Shraga Brosh, president of the Manufacturers Association, said yesterday he'd reached understandings with Uri Yogev, an economic adviser to the prime minister, that the business sector would get NIS 2.5 billion in support.

The money is part of the package deal with business and labor leaders that upset treasury chiefs, who took the step of asking for the attorney general's ruling on the legality of some proposals.

Brosh also chairs the Bureau for Coordination of Economic Organizations, which agreed that companies should pay more into the National Insurance Institute in the year 2010. Companies should cover the NIS 550 million budget increase for the institute that year, the bureau agreed.

The understandings were reached on Monday night. Today the "package deal" agreement is scheduled to be signed by Brosh, Finance Minister Yuval Steinitz, and Histadrut labor federation leader Ofer Eini. Whether that will happen under the circumstances remains to be seen.

Other agreements that the business leader reached with Yogev include state subsidies of leave for workers, to prevent dismissals. Apparently the mechanism will involve a shortened work week. The upshot is that certain benefits of the workers wouldn't be impaired, even if leave is unpaid.

The state will also set up a fund to help companies in distress, under the coalition agreements, according to Brosh, and provide up to NIS 6 billion in export guarantees.

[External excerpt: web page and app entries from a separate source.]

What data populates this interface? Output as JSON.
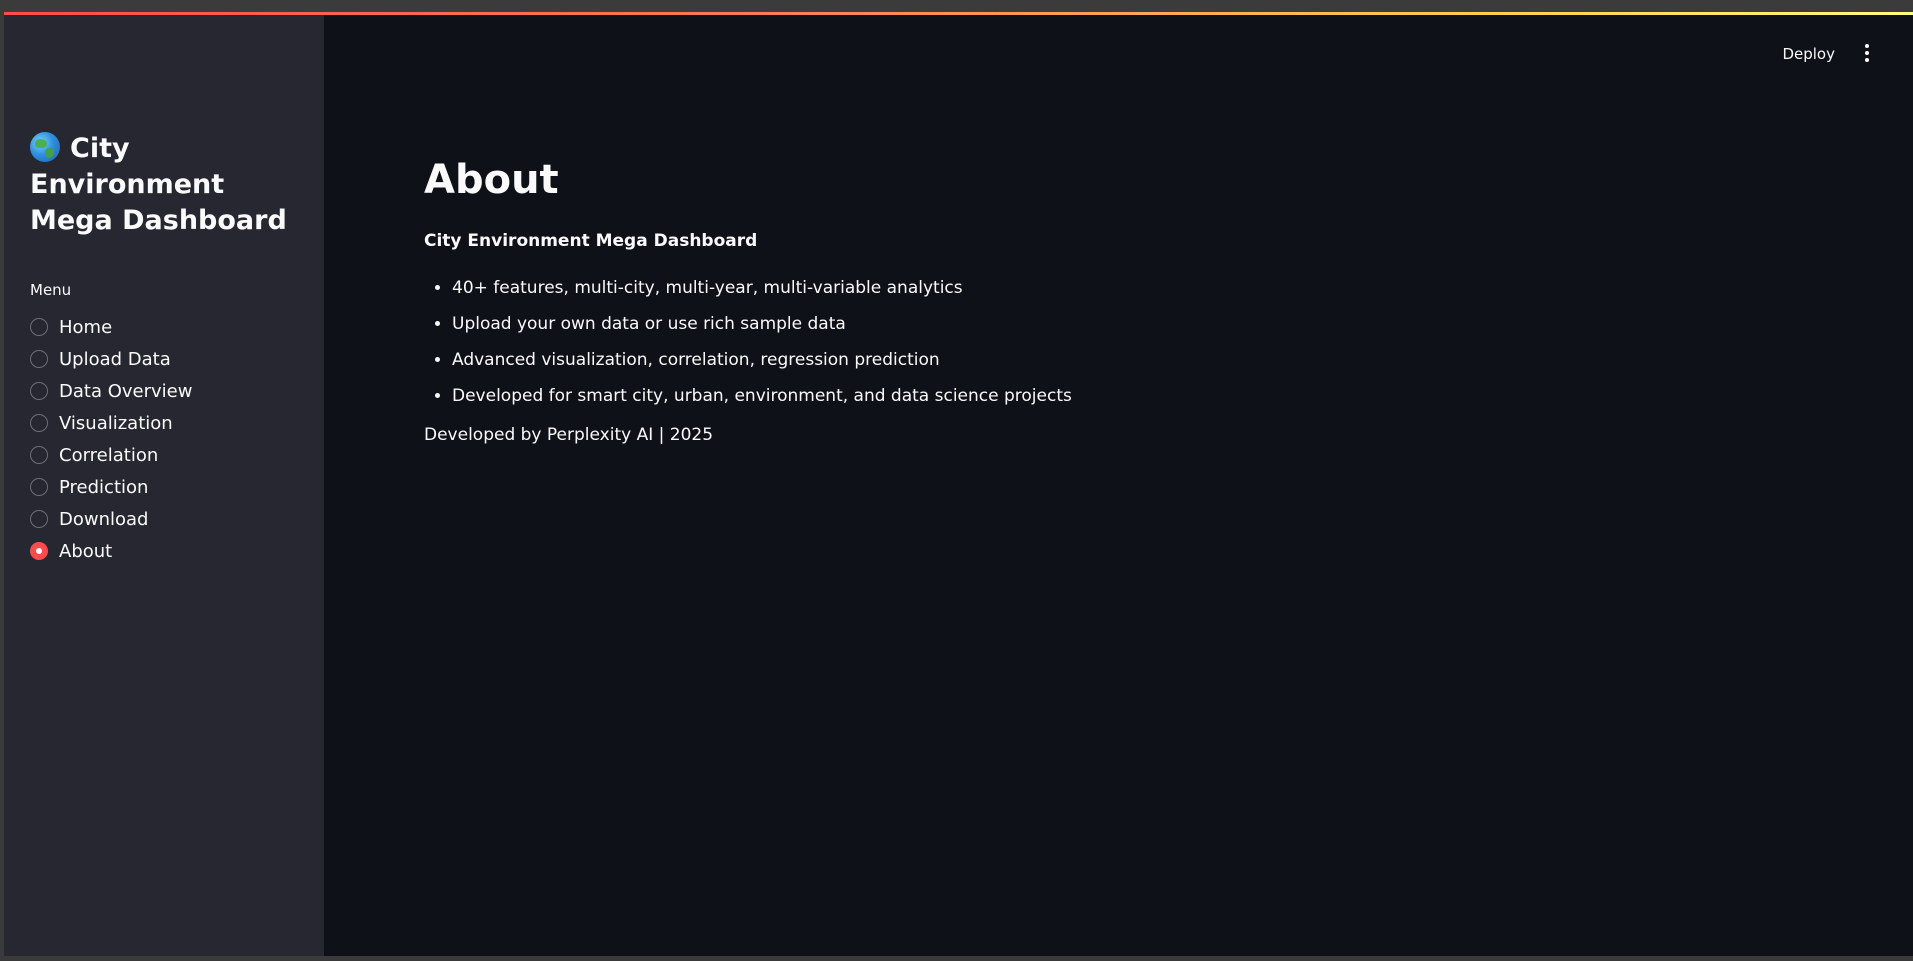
{
  "colors": {
    "accent": "#ff4b4b",
    "background": "#0e1117",
    "sidebar": "#262730",
    "text": "#fafafa"
  },
  "sidebar": {
    "title": "City Environment Mega Dashboard",
    "title_icon": "globe-icon",
    "menu_label": "Menu",
    "items": [
      {
        "label": "Home",
        "selected": false
      },
      {
        "label": "Upload Data",
        "selected": false
      },
      {
        "label": "Data Overview",
        "selected": false
      },
      {
        "label": "Visualization",
        "selected": false
      },
      {
        "label": "Correlation",
        "selected": false
      },
      {
        "label": "Prediction",
        "selected": false
      },
      {
        "label": "Download",
        "selected": false
      },
      {
        "label": "About",
        "selected": true
      }
    ]
  },
  "header": {
    "deploy_label": "Deploy",
    "menu_icon": "kebab-menu-icon"
  },
  "main": {
    "title": "About",
    "subtitle": "City Environment Mega Dashboard",
    "features": [
      "40+ features, multi-city, multi-year, multi-variable analytics",
      "Upload your own data or use rich sample data",
      "Advanced visualization, correlation, regression prediction",
      "Developed for smart city, urban, environment, and data science projects"
    ],
    "credit": "Developed by Perplexity AI | 2025"
  }
}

Medium-sized companies with turnovers of NIS 15 million to NIS 400 million a year would be entitled to loans guaranteed by the state.

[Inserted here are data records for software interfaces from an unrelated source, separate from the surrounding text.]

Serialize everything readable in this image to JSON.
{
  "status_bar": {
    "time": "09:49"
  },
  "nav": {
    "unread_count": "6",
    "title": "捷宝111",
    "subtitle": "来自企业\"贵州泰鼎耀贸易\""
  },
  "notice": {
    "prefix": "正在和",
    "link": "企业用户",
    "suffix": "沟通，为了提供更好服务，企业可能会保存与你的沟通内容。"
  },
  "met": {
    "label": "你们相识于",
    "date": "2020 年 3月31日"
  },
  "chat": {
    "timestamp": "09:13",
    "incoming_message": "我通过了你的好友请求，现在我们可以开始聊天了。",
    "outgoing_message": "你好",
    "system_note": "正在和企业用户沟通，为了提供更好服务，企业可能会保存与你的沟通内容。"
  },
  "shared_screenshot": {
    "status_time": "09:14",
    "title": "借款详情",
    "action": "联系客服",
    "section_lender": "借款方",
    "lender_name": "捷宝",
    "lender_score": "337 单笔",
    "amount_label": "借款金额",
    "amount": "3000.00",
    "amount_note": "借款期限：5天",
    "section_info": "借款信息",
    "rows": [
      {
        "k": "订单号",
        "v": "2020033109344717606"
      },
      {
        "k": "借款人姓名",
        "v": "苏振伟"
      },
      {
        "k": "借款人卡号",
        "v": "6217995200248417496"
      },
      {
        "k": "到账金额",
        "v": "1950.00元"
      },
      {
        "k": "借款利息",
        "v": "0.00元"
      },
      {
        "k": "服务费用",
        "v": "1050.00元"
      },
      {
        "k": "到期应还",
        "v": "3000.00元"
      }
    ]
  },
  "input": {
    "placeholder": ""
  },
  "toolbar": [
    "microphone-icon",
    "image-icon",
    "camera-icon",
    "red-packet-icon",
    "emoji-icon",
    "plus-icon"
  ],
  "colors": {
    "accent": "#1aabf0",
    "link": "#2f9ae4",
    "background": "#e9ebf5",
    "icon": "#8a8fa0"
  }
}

Brosh said that he'd managed to get rid of a number of planned "economic decrees," including a plan to increase tax on gasoline, and to jack up tax on locally produced alcohol. He'd also managed to reverse the government's intention of raising the port tax applicable to exporters, Brosh said.